Exercise objective
Among these entries, how many lines contain "this"? Say the number and nothing else.

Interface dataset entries
»»

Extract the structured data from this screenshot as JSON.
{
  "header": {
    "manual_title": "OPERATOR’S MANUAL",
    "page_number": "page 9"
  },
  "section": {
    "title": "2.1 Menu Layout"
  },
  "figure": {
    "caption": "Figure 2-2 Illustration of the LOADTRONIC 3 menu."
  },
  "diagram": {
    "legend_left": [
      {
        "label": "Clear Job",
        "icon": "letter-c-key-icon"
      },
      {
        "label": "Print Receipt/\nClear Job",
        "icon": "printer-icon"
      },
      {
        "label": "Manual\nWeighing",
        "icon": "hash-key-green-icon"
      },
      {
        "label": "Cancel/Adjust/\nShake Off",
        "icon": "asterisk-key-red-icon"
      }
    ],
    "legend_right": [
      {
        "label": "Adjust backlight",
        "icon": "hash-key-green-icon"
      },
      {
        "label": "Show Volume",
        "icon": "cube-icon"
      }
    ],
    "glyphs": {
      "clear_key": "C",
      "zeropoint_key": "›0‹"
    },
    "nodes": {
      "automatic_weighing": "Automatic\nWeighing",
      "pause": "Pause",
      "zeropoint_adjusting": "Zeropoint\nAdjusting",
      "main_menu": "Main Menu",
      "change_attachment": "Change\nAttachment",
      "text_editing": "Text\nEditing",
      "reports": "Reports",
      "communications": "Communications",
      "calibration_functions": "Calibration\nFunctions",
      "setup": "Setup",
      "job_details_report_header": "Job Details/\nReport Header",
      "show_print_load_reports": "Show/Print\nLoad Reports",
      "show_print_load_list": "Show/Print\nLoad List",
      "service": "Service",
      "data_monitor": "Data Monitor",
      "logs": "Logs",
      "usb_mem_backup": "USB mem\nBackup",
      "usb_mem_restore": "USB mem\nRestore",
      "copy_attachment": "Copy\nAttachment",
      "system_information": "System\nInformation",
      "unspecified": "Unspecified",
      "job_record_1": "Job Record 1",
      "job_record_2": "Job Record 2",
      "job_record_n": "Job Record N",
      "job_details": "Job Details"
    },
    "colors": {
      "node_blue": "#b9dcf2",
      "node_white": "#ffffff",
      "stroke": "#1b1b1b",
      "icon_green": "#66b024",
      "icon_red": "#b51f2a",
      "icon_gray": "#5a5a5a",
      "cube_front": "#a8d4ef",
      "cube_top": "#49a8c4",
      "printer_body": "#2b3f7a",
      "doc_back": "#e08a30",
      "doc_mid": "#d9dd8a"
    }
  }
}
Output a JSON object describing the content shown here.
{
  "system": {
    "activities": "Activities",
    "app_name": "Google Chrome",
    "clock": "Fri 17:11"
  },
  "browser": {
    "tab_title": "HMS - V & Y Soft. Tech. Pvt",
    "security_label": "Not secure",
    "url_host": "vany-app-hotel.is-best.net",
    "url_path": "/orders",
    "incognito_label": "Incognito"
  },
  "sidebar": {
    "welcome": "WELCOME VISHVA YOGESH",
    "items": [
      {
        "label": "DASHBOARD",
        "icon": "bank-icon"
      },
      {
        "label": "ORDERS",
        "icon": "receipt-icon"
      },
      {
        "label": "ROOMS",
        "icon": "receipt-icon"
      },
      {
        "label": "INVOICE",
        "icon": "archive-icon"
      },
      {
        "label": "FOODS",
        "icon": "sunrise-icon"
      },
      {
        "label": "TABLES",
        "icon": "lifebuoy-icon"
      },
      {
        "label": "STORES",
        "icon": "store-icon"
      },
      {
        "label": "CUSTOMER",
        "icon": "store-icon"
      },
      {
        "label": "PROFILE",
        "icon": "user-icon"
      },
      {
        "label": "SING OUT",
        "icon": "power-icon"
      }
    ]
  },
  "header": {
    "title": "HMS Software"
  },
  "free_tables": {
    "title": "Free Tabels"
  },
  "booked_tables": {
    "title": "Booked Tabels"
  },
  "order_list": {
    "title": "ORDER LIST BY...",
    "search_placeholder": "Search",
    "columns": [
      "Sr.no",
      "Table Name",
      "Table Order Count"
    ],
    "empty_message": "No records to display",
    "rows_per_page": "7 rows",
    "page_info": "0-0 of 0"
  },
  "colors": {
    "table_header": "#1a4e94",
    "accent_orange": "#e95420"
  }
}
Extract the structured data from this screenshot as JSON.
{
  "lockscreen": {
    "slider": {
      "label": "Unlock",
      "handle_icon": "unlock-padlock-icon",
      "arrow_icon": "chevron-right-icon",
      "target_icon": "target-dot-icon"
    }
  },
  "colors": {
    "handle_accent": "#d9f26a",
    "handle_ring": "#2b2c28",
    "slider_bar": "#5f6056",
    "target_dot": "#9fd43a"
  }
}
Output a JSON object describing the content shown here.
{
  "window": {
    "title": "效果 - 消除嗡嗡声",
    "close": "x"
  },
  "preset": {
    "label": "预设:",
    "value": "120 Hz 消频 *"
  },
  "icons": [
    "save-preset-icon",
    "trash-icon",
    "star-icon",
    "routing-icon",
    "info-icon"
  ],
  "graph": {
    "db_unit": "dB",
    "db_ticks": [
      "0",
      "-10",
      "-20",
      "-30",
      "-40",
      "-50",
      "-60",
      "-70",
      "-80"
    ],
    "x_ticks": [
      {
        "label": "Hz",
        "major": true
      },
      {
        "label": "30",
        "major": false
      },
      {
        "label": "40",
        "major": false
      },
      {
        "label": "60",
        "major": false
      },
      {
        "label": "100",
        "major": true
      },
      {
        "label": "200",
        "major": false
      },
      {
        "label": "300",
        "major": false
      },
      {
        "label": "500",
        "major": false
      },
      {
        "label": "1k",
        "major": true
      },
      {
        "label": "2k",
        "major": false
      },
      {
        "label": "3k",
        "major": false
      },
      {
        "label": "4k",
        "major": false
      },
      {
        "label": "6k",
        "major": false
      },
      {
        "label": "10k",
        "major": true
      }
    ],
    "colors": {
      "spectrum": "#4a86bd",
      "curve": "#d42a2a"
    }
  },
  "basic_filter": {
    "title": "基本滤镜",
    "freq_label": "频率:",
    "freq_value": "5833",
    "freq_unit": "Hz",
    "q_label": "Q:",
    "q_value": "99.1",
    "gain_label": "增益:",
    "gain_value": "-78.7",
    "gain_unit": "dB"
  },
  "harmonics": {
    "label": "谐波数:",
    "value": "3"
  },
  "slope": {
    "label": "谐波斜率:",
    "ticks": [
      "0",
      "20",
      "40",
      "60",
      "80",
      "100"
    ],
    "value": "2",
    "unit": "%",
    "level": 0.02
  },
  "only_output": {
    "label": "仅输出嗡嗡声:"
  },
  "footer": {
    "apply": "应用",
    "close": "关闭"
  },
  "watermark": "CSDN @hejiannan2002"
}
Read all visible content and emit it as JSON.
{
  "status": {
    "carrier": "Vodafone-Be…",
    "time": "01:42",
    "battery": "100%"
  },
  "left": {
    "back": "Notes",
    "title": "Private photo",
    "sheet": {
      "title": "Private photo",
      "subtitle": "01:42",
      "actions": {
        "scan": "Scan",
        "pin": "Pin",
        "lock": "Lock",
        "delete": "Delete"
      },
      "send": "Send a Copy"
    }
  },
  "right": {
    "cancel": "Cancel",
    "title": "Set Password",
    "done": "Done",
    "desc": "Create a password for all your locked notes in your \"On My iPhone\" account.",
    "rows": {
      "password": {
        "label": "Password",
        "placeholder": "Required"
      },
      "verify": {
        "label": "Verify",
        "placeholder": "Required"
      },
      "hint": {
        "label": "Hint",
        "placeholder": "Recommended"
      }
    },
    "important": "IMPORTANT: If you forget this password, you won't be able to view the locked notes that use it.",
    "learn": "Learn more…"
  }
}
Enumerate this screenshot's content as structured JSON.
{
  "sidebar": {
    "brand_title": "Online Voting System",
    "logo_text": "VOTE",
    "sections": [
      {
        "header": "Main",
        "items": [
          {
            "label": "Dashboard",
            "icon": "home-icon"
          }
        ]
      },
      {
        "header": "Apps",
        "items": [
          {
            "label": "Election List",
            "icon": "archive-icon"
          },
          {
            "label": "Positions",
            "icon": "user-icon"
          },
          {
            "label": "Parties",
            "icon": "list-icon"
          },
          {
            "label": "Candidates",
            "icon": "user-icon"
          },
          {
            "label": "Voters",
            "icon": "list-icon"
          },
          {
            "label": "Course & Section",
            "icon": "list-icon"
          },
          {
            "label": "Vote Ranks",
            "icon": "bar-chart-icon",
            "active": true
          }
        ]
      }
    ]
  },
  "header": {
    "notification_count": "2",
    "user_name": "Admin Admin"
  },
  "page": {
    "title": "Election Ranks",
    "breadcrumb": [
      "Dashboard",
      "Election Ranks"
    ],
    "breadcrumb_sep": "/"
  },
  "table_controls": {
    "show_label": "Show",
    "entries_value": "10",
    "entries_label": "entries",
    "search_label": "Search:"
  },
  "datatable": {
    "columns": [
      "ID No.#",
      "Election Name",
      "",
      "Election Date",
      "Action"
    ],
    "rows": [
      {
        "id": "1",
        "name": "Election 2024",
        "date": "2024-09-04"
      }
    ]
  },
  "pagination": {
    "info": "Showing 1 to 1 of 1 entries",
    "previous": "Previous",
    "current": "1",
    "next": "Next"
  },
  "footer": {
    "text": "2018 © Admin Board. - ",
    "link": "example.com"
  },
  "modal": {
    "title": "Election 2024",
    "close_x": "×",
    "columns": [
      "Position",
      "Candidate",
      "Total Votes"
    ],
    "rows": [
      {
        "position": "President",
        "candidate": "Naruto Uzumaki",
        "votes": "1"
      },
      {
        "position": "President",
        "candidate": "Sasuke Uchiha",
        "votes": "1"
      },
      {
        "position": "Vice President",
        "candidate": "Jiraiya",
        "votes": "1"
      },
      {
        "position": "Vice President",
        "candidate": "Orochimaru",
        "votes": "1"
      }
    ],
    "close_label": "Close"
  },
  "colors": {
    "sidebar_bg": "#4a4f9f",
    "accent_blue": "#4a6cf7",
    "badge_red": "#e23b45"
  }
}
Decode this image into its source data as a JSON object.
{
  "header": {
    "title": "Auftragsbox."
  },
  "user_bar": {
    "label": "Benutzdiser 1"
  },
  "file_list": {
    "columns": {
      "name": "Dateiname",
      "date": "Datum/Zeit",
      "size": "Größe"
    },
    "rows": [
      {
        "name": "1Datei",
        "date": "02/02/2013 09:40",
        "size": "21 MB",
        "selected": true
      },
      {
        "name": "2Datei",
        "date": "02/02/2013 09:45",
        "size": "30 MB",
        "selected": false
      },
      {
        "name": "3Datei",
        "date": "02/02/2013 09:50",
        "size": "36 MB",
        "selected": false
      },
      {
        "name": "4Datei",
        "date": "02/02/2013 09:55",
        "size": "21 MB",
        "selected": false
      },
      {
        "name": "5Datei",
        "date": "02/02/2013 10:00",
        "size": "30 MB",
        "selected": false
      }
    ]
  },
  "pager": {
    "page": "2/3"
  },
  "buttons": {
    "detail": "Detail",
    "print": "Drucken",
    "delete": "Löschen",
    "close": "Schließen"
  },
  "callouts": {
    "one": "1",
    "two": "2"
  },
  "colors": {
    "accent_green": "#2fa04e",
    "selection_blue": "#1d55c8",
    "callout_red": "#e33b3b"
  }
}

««

Answer box
5